Queen Isabella of Hungary, who lived in the 1300s, advised as follows: “Take a drama of this potion once a week, wash your face with it every morning and rub your sick limbs with it. This remedy renews its strength, lifts the spirit, cleans the marrow, gives new vigor, restores sight and preserves it for a long time; it is excellent for the stomach and the chest ”.
In the seventeenth century, Madame de Sevigné, an exponent of the Parisian aristocracy of the time, wrote as follows: “It is divine; I get intoxicated of it every day: I find it good against sadness. I am crazy about it; it is the relief of all sorrows “. It also seems that even Luigi XIV, thanks to this water, recovered from rheumatism in his arm and shoulder and used it to heal gout.
Even today we produce a “Rosemary aromatic flower water” or “Queen of Hungary water” used as a “beauty tonic for facial skin”.
Giuseppe Donzelli (physician, chemist, Neapolitan philosopher who lived in 1600) writes in his “Pharmaceutical Theater”: “Take one pounf of rosmarino flowers, three pounds of sugar.

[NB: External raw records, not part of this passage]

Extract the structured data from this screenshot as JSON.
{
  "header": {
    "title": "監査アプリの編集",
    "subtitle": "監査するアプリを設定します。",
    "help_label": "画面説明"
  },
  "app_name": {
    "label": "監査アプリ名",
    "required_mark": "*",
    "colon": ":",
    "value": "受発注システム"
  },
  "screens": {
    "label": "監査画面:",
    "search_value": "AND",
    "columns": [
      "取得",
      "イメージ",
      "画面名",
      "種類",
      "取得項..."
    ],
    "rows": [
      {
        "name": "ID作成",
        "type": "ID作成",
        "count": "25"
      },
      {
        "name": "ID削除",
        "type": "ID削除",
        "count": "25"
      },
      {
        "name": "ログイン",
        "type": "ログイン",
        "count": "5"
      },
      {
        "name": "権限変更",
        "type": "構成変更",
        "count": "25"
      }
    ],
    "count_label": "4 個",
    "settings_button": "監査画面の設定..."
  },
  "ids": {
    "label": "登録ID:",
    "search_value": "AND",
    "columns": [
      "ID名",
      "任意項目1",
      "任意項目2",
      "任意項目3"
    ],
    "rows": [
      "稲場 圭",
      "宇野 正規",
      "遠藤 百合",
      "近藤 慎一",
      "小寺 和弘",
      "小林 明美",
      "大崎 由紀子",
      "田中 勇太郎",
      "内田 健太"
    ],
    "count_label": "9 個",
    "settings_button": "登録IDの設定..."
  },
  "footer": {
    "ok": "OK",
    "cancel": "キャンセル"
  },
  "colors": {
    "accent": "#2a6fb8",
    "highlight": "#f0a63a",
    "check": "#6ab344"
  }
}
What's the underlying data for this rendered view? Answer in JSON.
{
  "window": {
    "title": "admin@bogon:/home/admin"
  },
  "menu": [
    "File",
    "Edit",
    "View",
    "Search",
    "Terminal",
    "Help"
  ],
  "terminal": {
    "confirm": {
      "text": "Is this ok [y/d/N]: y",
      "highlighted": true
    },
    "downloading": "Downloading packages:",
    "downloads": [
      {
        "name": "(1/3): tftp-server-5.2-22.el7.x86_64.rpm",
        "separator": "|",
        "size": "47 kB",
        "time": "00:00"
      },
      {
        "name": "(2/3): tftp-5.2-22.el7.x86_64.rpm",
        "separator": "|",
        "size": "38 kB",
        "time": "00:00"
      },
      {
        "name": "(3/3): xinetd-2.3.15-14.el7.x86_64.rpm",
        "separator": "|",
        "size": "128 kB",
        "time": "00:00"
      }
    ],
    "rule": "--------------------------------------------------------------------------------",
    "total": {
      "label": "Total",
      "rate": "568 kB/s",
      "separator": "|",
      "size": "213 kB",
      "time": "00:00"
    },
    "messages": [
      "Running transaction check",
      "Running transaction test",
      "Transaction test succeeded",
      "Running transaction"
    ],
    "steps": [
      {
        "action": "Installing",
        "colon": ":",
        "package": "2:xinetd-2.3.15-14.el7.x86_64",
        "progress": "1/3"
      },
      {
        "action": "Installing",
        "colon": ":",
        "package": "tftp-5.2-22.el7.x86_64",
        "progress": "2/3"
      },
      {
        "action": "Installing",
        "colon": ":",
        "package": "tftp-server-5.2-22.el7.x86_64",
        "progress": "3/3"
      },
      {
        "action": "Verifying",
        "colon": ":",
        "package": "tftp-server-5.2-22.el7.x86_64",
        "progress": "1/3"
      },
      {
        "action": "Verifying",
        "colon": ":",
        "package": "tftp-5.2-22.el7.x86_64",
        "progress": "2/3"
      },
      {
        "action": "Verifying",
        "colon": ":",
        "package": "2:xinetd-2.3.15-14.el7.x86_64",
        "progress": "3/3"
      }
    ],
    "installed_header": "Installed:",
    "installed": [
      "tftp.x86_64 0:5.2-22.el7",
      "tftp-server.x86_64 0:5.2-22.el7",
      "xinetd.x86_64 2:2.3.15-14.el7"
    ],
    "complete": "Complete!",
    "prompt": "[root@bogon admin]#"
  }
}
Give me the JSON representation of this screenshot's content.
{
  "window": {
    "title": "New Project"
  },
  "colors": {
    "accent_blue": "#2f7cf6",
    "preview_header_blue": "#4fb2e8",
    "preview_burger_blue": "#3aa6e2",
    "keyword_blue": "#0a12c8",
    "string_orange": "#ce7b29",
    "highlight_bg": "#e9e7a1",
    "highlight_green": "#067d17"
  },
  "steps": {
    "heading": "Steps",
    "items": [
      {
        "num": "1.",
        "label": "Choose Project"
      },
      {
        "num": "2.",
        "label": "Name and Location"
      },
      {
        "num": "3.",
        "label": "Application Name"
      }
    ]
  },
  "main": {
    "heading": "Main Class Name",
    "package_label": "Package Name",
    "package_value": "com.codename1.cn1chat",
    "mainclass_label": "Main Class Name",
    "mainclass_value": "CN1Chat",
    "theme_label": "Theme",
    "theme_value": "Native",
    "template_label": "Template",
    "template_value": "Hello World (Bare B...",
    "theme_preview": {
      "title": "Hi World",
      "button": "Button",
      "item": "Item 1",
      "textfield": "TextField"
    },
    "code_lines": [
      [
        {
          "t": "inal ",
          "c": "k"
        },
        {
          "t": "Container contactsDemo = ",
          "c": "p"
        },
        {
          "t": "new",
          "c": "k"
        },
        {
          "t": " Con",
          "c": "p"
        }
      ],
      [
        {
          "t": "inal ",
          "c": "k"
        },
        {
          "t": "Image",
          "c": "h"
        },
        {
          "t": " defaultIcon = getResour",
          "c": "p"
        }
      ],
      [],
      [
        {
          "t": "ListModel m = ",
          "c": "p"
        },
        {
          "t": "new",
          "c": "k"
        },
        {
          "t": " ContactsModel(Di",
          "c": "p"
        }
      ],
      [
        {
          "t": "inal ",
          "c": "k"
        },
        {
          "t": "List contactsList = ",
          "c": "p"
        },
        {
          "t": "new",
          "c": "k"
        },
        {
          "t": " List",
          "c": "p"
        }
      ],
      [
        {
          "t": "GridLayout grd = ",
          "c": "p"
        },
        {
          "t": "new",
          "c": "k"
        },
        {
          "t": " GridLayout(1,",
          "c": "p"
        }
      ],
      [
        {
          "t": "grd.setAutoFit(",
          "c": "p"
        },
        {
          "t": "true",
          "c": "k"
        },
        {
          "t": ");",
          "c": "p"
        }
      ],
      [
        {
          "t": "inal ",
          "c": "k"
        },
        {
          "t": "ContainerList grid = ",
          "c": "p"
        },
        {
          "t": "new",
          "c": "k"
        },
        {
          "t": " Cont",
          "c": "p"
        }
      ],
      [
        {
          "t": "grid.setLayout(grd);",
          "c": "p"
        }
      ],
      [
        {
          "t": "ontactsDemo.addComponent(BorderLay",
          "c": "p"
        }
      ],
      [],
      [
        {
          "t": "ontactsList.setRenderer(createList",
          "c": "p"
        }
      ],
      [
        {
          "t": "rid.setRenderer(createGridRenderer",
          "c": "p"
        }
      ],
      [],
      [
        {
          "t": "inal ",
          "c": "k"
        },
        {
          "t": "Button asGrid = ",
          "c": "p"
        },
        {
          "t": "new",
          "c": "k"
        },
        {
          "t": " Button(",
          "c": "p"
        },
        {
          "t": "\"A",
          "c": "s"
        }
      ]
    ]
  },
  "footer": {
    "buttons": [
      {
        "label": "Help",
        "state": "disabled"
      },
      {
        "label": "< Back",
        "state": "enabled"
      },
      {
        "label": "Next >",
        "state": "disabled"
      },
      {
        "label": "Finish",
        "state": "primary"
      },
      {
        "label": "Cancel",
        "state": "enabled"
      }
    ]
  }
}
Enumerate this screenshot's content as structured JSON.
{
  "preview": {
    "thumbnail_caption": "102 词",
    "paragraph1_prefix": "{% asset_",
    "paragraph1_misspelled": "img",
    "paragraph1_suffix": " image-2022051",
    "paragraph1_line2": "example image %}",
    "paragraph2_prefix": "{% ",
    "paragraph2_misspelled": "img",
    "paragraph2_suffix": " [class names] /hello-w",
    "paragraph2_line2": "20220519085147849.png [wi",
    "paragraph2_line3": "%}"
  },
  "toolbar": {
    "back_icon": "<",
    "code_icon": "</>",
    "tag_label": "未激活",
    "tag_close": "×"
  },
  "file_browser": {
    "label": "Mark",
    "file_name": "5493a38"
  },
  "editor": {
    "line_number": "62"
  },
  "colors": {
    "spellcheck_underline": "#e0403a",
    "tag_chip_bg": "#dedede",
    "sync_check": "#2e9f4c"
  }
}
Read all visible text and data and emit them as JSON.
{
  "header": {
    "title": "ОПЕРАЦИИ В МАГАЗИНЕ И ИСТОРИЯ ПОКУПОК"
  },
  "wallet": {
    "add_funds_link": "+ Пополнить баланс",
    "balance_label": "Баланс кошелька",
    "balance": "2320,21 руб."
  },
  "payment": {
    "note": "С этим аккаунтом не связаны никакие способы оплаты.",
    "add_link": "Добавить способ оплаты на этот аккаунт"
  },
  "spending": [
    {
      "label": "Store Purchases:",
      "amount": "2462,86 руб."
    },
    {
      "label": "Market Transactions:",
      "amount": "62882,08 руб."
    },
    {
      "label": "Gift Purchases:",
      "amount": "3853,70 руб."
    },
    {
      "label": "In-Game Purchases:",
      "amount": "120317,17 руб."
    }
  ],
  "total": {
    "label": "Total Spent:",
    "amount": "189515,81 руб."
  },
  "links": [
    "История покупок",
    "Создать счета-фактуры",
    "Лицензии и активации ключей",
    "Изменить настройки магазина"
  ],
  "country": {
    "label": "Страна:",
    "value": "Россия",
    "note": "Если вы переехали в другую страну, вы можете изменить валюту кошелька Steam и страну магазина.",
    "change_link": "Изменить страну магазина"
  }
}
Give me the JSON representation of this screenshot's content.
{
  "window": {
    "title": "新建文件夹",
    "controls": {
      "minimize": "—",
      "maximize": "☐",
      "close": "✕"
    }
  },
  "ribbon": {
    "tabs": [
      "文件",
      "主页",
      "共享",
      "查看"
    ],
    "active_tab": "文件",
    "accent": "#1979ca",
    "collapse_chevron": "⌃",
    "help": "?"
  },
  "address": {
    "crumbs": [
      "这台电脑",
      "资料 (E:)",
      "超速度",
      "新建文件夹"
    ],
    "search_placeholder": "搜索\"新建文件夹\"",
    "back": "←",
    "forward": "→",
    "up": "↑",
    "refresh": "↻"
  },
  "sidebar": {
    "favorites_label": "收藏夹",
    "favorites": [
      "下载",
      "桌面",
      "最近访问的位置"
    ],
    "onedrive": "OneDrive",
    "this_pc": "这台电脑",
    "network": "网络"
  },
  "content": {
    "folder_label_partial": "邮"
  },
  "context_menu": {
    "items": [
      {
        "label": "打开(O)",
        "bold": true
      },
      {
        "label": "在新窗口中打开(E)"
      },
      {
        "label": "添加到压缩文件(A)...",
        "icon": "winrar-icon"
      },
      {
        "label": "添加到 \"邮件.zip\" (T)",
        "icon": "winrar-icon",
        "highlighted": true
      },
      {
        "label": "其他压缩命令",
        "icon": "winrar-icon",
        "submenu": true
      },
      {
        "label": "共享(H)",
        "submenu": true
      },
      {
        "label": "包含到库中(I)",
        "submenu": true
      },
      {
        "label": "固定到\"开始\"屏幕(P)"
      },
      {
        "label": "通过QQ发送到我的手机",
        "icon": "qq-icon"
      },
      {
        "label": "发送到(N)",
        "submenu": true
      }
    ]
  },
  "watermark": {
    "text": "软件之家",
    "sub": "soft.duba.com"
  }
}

Cook the sugar in the manus christi way and let it cool and then mix the whole flowers and cook them a little because in doing so you can keep their native color. It comforts the cerebro humido, benefits the heart and corroborates the nervous limbs “.
Today Rosemary is widely used in the cosmetic and pharmaceutical industry for the preparation of shampoos, astringent lotions, toning ointments; in perfumery it is used for the preparation of colonies, while in aromatherapy the properties are exploited as a remedy for depression, to relieve migraine and improve memory.
The plant is much loved by the English; in England it is believed that a small branch, carried to the buttonhole, brings good luck; in past centuries, branches of rosemary immersed in perfumed water were woven into wedding wreaths.
In Ireland, the island of goblins, it is called “maròs”. It is the custom for Irish girls of marriageable age to put a plate full of flour under a Rosemary bush on the night of the summer solstice. The next morning they can read in the flour the initial of the name of the future groom, traced by some goblin!
Calabria: Ròsa marìna.
Liguria: Römanin, Rosumarin.
Lombardia: Rusmarìn, Rosmarein, Osmari.
Emilia: Usmaren, Rosmaren.
Piedmont: Rosmarinu, rusmarin.
Sardinia: Romasinu, Zippiri Arromaniu, Ozzipiri, Romaninu.
Tuscany: Ramelino, Ramerino, Tramelino, Tramerino.
Veneto: Rosmarìn, Osmarìn, Sgormarin, Sgulmarin.
Author: Maria Beatrice Lupi. Naturalist,an expert in training, planning for sustainable development, participatory methodologies and European planning. Currently, she is involved in dissemination and education for sustainability.
Translation by Maria Antonietta Sessa